# [WHAT YOU NEED TO DO]
Reproduce every entry word for word.

# [PROVIDED ENTRIES]
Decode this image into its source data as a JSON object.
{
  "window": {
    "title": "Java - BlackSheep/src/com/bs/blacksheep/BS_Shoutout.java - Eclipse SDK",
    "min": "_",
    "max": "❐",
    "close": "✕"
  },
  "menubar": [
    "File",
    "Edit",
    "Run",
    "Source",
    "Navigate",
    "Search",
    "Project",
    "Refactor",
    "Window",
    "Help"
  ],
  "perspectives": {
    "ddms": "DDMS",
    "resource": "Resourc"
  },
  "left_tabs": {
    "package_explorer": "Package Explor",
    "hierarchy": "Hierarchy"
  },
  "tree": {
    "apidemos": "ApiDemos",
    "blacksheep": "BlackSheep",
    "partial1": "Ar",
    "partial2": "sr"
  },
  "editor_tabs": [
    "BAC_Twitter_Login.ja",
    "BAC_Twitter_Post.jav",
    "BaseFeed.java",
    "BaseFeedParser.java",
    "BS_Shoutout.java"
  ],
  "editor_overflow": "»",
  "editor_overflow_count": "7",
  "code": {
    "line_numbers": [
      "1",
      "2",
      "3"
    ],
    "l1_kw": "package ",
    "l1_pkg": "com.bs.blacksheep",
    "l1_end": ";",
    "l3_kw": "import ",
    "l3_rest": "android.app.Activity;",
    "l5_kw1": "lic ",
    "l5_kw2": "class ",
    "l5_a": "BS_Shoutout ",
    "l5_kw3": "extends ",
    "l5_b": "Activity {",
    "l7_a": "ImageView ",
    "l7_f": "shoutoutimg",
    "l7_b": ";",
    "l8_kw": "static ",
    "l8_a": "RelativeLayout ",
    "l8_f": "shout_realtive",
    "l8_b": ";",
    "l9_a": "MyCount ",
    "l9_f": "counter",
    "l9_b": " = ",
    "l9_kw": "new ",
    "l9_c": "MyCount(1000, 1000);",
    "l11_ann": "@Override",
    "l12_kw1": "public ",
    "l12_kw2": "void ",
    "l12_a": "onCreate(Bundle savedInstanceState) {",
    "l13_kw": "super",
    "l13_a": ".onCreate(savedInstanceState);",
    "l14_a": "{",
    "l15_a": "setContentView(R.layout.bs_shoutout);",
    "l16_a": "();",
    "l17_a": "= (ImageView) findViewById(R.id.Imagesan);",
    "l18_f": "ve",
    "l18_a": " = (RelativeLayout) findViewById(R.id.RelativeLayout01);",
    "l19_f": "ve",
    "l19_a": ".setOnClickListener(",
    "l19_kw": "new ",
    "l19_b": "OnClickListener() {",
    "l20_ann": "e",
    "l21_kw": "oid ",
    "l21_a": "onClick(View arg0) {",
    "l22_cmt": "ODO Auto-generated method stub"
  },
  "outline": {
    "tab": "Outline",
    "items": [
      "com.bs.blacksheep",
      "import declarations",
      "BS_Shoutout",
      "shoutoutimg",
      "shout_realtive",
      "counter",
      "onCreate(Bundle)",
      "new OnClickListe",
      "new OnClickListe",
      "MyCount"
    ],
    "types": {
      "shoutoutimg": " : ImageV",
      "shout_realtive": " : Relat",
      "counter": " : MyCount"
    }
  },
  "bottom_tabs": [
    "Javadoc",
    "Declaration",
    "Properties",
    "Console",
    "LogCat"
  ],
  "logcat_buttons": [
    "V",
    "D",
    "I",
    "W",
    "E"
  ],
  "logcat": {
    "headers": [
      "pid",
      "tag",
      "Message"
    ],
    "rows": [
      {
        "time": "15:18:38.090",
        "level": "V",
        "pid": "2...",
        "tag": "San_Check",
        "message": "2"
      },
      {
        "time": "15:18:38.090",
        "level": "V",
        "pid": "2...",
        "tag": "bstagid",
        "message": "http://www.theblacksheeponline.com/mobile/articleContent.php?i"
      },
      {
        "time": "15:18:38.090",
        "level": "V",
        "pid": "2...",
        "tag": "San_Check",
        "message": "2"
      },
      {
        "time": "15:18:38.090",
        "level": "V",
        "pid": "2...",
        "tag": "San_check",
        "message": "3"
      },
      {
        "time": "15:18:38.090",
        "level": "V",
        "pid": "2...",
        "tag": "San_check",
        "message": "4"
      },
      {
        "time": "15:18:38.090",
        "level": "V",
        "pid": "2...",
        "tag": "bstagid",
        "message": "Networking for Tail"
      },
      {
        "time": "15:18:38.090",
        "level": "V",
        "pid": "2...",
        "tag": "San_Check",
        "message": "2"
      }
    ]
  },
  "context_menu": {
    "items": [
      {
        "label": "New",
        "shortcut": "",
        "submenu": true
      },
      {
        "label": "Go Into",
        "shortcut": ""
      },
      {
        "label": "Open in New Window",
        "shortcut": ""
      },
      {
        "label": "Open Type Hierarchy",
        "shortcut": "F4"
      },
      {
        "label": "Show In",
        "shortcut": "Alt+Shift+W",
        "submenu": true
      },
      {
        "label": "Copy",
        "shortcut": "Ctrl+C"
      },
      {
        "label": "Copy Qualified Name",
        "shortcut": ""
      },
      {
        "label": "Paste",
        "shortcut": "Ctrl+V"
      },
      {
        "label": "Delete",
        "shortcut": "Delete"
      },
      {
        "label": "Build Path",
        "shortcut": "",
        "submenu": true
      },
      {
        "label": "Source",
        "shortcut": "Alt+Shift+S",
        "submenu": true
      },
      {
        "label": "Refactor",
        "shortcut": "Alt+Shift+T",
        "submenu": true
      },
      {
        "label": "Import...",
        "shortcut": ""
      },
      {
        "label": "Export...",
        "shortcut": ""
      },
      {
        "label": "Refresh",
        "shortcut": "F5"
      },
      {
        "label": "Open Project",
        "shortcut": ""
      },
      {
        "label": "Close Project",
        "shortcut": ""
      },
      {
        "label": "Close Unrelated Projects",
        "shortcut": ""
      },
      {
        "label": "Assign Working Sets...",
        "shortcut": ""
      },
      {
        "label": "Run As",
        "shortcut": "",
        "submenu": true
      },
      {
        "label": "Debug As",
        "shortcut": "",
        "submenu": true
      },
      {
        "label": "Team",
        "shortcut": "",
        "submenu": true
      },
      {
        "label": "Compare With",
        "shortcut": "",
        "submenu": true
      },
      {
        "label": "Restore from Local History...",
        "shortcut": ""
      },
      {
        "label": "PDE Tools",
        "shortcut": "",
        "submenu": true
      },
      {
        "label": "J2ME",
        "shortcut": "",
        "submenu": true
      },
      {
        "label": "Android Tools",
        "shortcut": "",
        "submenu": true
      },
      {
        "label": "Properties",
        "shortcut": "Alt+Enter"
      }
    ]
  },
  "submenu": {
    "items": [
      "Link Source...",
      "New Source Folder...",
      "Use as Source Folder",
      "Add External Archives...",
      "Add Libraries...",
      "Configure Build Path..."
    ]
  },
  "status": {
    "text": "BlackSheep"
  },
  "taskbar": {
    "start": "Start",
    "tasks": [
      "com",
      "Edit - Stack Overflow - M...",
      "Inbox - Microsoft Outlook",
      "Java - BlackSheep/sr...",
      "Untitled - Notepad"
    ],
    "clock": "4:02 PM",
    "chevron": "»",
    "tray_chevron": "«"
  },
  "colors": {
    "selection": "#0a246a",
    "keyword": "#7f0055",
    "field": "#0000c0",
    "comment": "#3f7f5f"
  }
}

# [WRITTEN SOLUTION]
Decode this image into its source data as a JSON object.
{
  "window": {
    "title": "Java - BlackSheep/src/com/bs/blacksheep/BS_Shoutout.java - Eclipse SDK",
    "min": "_",
    "max": "❐",
    "close": "✕"
  },
  "menubar": [
    "File",
    "Edit",
    "Run",
    "Source",
    "Navigate",
    "Search",
    "Project",
    "Refactor",
    "Window",
    "Help"
  ],
  "perspectives": {
    "ddms": "DDMS",
    "resource": "Resourc"
  },
  "left_tabs": {
    "package_explorer": "Package Explor",
    "hierarchy": "Hierarchy"
  },
  "tree": {
    "apidemos": "ApiDemos",
    "blacksheep": "BlackSheep",
    "partial1": "Ar",
    "partial2": "sr"
  },
  "editor_tabs": [
    "BAC_Twitter_Login.ja",
    "BAC_Twitter_Post.jav",
    "BaseFeed.java",
    "BaseFeedParser.java",
    "BS_Shoutout.java"
  ],
  "editor_overflow": "»",
  "editor_overflow_count": "7",
  "code": {
    "line_numbers": [
      "1",
      "2",
      "3"
    ],
    "l1_kw": "package ",
    "l1_pkg": "com.bs.blacksheep",
    "l1_end": ";",
    "l3_kw": "import ",
    "l3_rest": "android.app.Activity;",
    "l5_kw1": "lic ",
    "l5_kw2": "class ",
    "l5_a": "BS_Shoutout ",
    "l5_kw3": "extends ",
    "l5_b": "Activity {",
    "l7_a": "ImageView ",
    "l7_f": "shoutoutimg",
    "l7_b": ";",
    "l8_kw": "static ",
    "l8_a": "RelativeLayout ",
    "l8_f": "shout_realtive",
    "l8_b": ";",
    "l9_a": "MyCount ",
    "l9_f": "counter",
    "l9_b": " = ",
    "l9_kw": "new ",
    "l9_c": "MyCount(1000, 1000);",
    "l11_ann": "@Override",
    "l12_kw1": "public ",
    "l12_kw2": "void ",
    "l12_a": "onCreate(Bundle savedInstanceState) {",
    "l13_kw": "super",
    "l13_a": ".onCreate(savedInstanceState);",
    "l14_a": "{",
    "l15_a": "setContentView(R.layout.bs_shoutout);",
    "l16_a": "();",
    "l17_a": "= (ImageView) findViewById(R.id.Imagesan);",
    "l18_f": "ve",
    "l18_a": " = (RelativeLayout) findViewById(R.id.RelativeLayout01);",
    "l19_f": "ve",
    "l19_a": ".setOnClickListener(",
    "l19_kw": "new ",
    "l19_b": "OnClickListener() {",
    "l20_ann": "e",
    "l21_kw": "oid ",
    "l21_a": "onClick(View arg0) {",
    "l22_cmt": "ODO Auto-generated method stub"
  },
  "outline": {
    "tab": "Outline",
    "items": [
      "com.bs.blacksheep",
      "import declarations",
      "BS_Shoutout",
      "shoutoutimg",
      "shout_realtive",
      "counter",
      "onCreate(Bundle)",
      "new OnClickListe",
      "new OnClickListe",
      "MyCount"
    ],
    "types": {
      "shoutoutimg": " : ImageV",
      "shout_realtive": " : Relat",
      "counter": " : MyCount"
    }
  },
  "bottom_tabs": [
    "Javadoc",
    "Declaration",
    "Properties",
    "Console",
    "LogCat"
  ],
  "logcat_buttons": [
    "V",
    "D",
    "I",
    "W",
    "E"
  ],
  "logcat": {
    "headers": [
      "pid",
      "tag",
      "Message"
    ],
    "rows": [
      {
        "time": "15:18:38.090",
        "level": "V",
        "pid": "2...",
        "tag": "San_Check",
        "message": "2"
      },
      {
        "time": "15:18:38.090",
        "level": "V",
        "pid": "2...",
        "tag": "bstagid",
        "message": "http://www.theblacksheeponline.com/mobile/articleContent.php?i"
      },
      {
        "time": "15:18:38.090",
        "level": "V",
        "pid": "2...",
        "tag": "San_Check",
        "message": "2"
      },
      {
        "time": "15:18:38.090",
        "level": "V",
        "pid": "2...",
        "tag": "San_check",
        "message": "3"
      },
      {
        "time": "15:18:38.090",
        "level": "V",
        "pid": "2...",
        "tag": "San_check",
        "message": "4"
      },
      {
        "time": "15:18:38.090",
        "level": "V",
        "pid": "2...",
        "tag": "bstagid",
        "message": "Networking for Tail"
      },
      {
        "time": "15:18:38.090",
        "level": "V",
        "pid": "2...",
        "tag": "San_Check",
        "message": "2"
      }
    ]
  },
  "context_menu": {
    "items": [
      {
        "label": "New",
        "shortcut": "",
        "submenu": true
      },
      {
        "label": "Go Into",
        "shortcut": ""
      },
      {
        "label": "Open in New Window",
        "shortcut": ""
      },
      {
        "label": "Open Type Hierarchy",
        "shortcut": "F4"
      },
      {
        "label": "Show In",
        "shortcut": "Alt+Shift+W",
        "submenu": true
      },
      {
        "label": "Copy",
        "shortcut": "Ctrl+C"
      },
      {
        "label": "Copy Qualified Name",
        "shortcut": ""
      },
      {
        "label": "Paste",
        "shortcut": "Ctrl+V"
      },
      {
        "label": "Delete",
        "shortcut": "Delete"
      },
      {
        "label": "Build Path",
        "shortcut": "",
        "submenu": true
      },
      {
        "label": "Source",
        "shortcut": "Alt+Shift+S",
        "submenu": true
      },
      {
        "label": "Refactor",
        "shortcut": "Alt+Shift+T",
        "submenu": true
      },
      {
        "label": "Import...",
        "shortcut": ""
      },
      {
        "label": "Export...",
        "shortcut": ""
      },
      {
        "label": "Refresh",
        "shortcut": "F5"
      },
      {
        "label": "Open Project",
        "shortcut": ""
      },
      {
        "label": "Close Project",
        "shortcut": ""
      },
      {
        "label": "Close Unrelated Projects",
        "shortcut": ""
      },
      {
        "label": "Assign Working Sets...",
        "shortcut": ""
      },
      {
        "label": "Run As",
        "shortcut": "",
        "submenu": true
      },
      {
        "label": "Debug As",
        "shortcut": "",
        "submenu": true
      },
      {
        "label": "Team",
        "shortcut": "",
        "submenu": true
      },
      {
        "label": "Compare With",
        "shortcut": "",
        "submenu": true
      },
      {
        "label": "Restore from Local History...",
        "shortcut": ""
      },
      {
        "label": "PDE Tools",
        "shortcut": "",
        "submenu": true
      },
      {
        "label": "J2ME",
        "shortcut": "",
        "submenu": true
      },
      {
        "label": "Android Tools",
        "shortcut": "",
        "submenu": true
      },
      {
        "label": "Properties",
        "shortcut": "Alt+Enter"
      }
    ]
  },
  "submenu": {
    "items": [
      "Link Source...",
      "New Source Folder...",
      "Use as Source Folder",
      "Add External Archives...",
      "Add Libraries...",
      "Configure Build Path..."
    ]
  },
  "status": {
    "text": "BlackSheep"
  },
  "taskbar": {
    "start": "Start",
    "tasks": [
      "com",
      "Edit - Stack Overflow - M...",
      "Inbox - Microsoft Outlook",
      "Java - BlackSheep/sr...",
      "Untitled - Notepad"
    ],
    "clock": "4:02 PM",
    "chevron": "»",
    "tray_chevron": "«"
  },
  "colors": {
    "selection": "#0a246a",
    "keyword": "#7f0055",
    "field": "#0000c0",
    "comment": "#3f7f5f"
  }
}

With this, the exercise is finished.